Inside the Hotel Meurice, Choltitz received the clearest order from Hitler that Paris was to be destroyed. When the Americans found out and ordered him to call his men back, he refused.
Suddenly a hidden German machine gun opened up from a distance and she slipped to the ground, her best dress peppered with bloody bullet holes.
Leclerc, fearing that German reinforcements were indeed closing in on the capital from the north, was desperate to have troops in the centre of Paris by nightfall on August 24.
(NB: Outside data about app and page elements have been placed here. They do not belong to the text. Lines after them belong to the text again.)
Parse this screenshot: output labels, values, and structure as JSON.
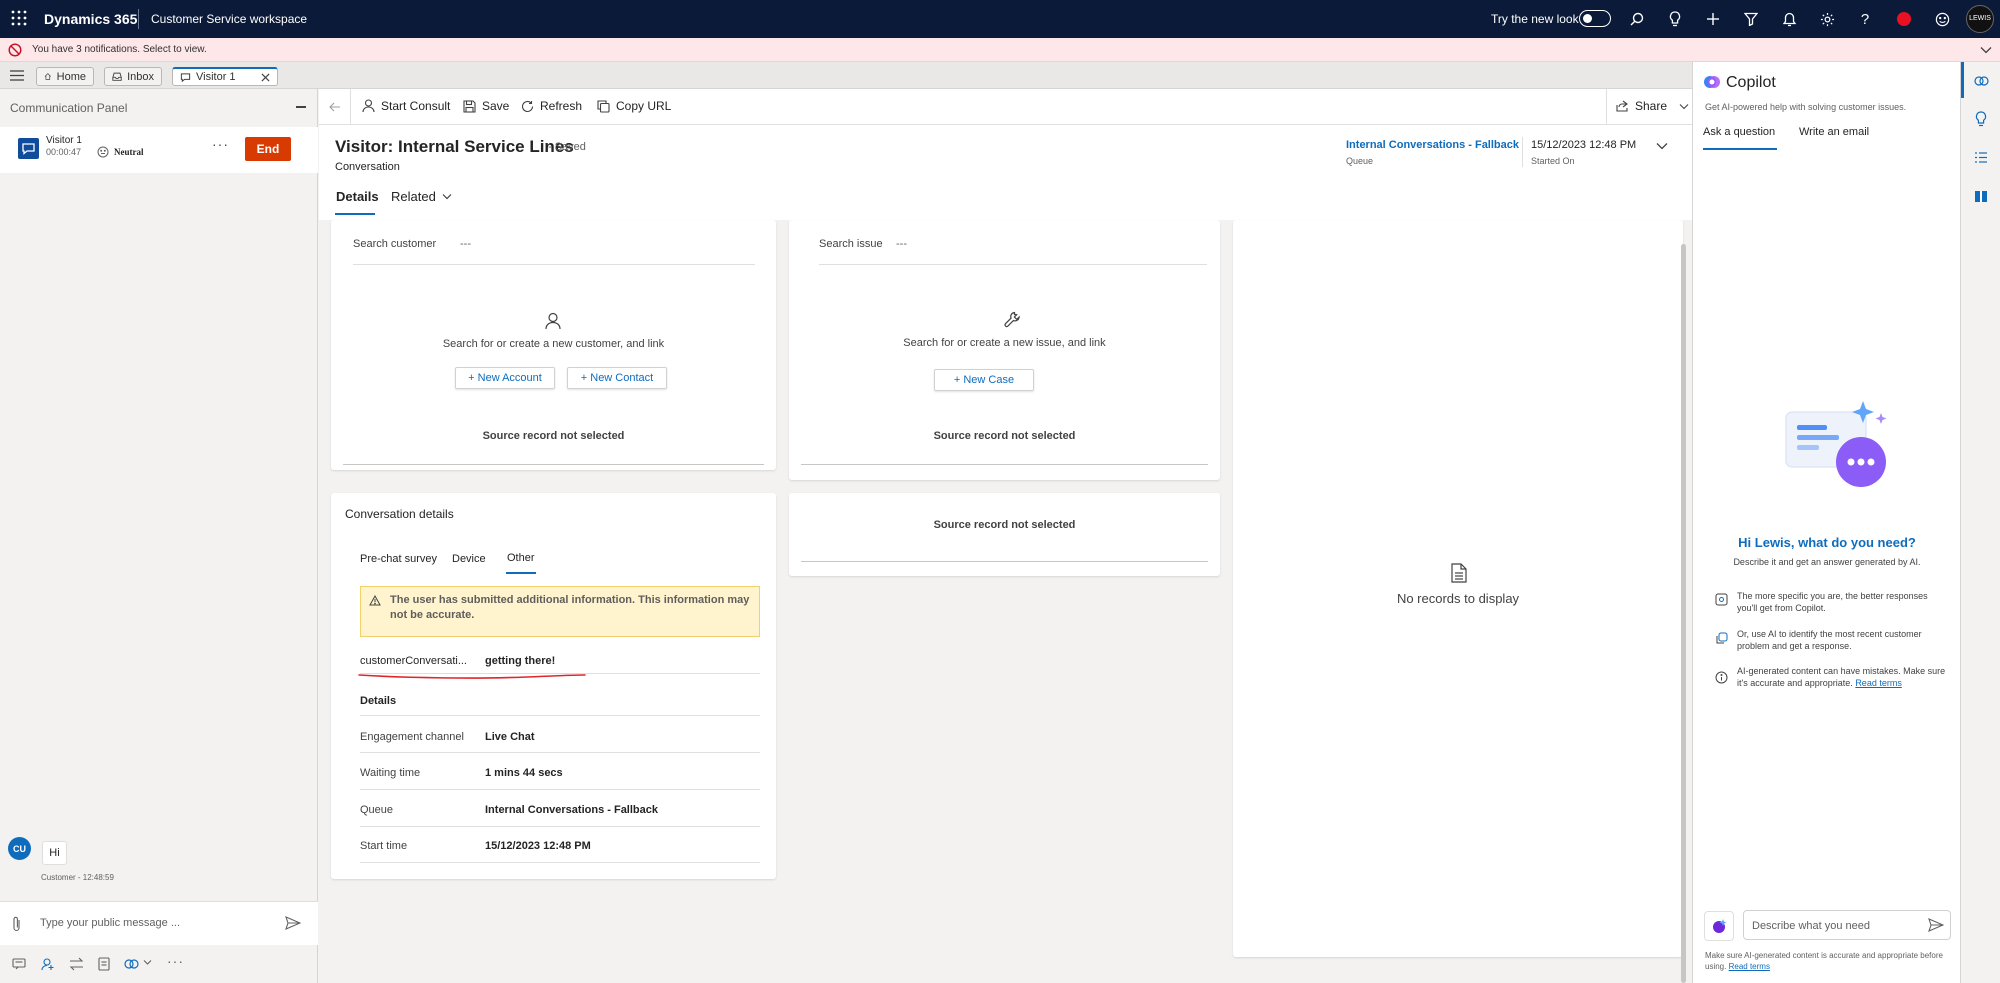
{
  "topbar": {
    "brand": "Dynamics 365",
    "workspace": "Customer Service workspace",
    "new_look_label": "Try the new look",
    "avatar_text": "LEWIS"
  },
  "notification": {
    "text": "You have 3 notifications. Select to view."
  },
  "tabs": [
    {
      "label": "Home"
    },
    {
      "label": "Inbox"
    },
    {
      "label": "Visitor 1"
    }
  ],
  "comm_panel": {
    "title": "Communication Panel",
    "session": {
      "name": "Visitor 1",
      "timer": "00:00:47",
      "sentiment": "Neutral",
      "end_label": "End"
    },
    "message": {
      "avatar": "CU",
      "text": "Hi",
      "meta": "Customer - 12:48:59"
    },
    "composer_placeholder": "Type your public message ..."
  },
  "command_bar": {
    "start_consult": "Start Consult",
    "save": "Save",
    "refresh": "Refresh",
    "copy_url": "Copy URL",
    "share": "Share"
  },
  "record": {
    "title": "Visitor: Internal Service Lines",
    "saved_status": "- Saved",
    "entity": "Conversation",
    "queue_value": "Internal Conversations - Fallback",
    "queue_label": "Queue",
    "started_value": "15/12/2023 12:48 PM",
    "started_label": "Started On",
    "tab_details": "Details",
    "tab_related": "Related"
  },
  "customer_card": {
    "field_label": "Search customer",
    "field_value": "---",
    "hint": "Search for or create a new customer, and link",
    "new_account": "+ New Account",
    "new_contact": "+ New Contact",
    "source": "Source record not selected"
  },
  "issue_card": {
    "field_label": "Search issue",
    "field_value": "---",
    "hint": "Search for or create a new issue, and link",
    "new_case": "+ New Case",
    "source": "Source record not selected"
  },
  "source_card2": {
    "text": "Source record not selected"
  },
  "records_panel": {
    "empty": "No records to display"
  },
  "conversation_details": {
    "title": "Conversation details",
    "tabs": [
      "Pre-chat survey",
      "Device",
      "Other"
    ],
    "warning": "The user has submitted additional information. This information may not be accurate.",
    "custom_label": "customerConversati...",
    "custom_value": "getting there!",
    "details_heading": "Details",
    "rows": [
      {
        "label": "Engagement channel",
        "value": "Live Chat"
      },
      {
        "label": "Waiting time",
        "value": "1 mins 44 secs"
      },
      {
        "label": "Queue",
        "value": "Internal Conversations - Fallback"
      },
      {
        "label": "Start time",
        "value": "15/12/2023 12:48 PM"
      }
    ]
  },
  "copilot": {
    "title": "Copilot",
    "subtitle": "Get AI-powered help with solving customer issues.",
    "tab_ask": "Ask a question",
    "tab_email": "Write an email",
    "greeting": "Hi Lewis, what do you need?",
    "description": "Describe it and get an answer generated by AI.",
    "tip1": "The more specific you are, the better responses you'll get from Copilot.",
    "tip2": "Or, use AI to identify the most recent customer problem and get a response.",
    "tip3": "AI-generated content can have mistakes. Make sure it's accurate and appropriate.",
    "read_terms": "Read terms",
    "input_placeholder": "Describe what you need",
    "footer": "Make sure AI-generated content is accurate and appropriate before using.",
    "footer_link": "Read terms"
  },
  "colors": {
    "nav": "#0b1a38",
    "accent": "#0f6cbd",
    "end_button": "#d83b01",
    "notification_bg": "#fde7e9",
    "annotation": "#e0262b"
  }
}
‘I guess we’ll have to go in,’ he finally said, convinced by reports that the Resistance inside the city was running low on ammunition.The city of Paris was to be held to the last man against the advancing Allies, he ordered General Dietrich von Choltitz, the soldier he had summoned to appoint as the new commander of the French capital. Two months after the D-Day landings, the Allied armies were finally breaking out of the Normandy stranglehold and racing eastwards.Demoralised German forces were pulling out, retreating back across a France they had ruled over for four years to the borders of their own Fatherland.Parisians jeered, waving lavatory brushes at the fleeing jackboots. There they came under rifle fire, forcing them to flee. Other soldiers look on with smiles Choltitz assessed the forces at his disposal to hold Paris as instructed — a security regiment of old soldiers, four tanks, two companies mounted on bicycles, some anti-aircraft detachments, an ‘interpreter battalion’ and 17 elderly armoured cars.Two days later, 3,000 Paris policemen took over the Prefecture de Police, hoisted the French flag and sang the Marseillaise. By the morning of August 20, French flags were flying over numerous public buildings, placed there by Gaullist groups as they grabbed government ministries in a bid to seize power ahead of the Communists. Driving in convoy into the Place de la Concorde, they were spooked by the empty streets, the barricades, the silence.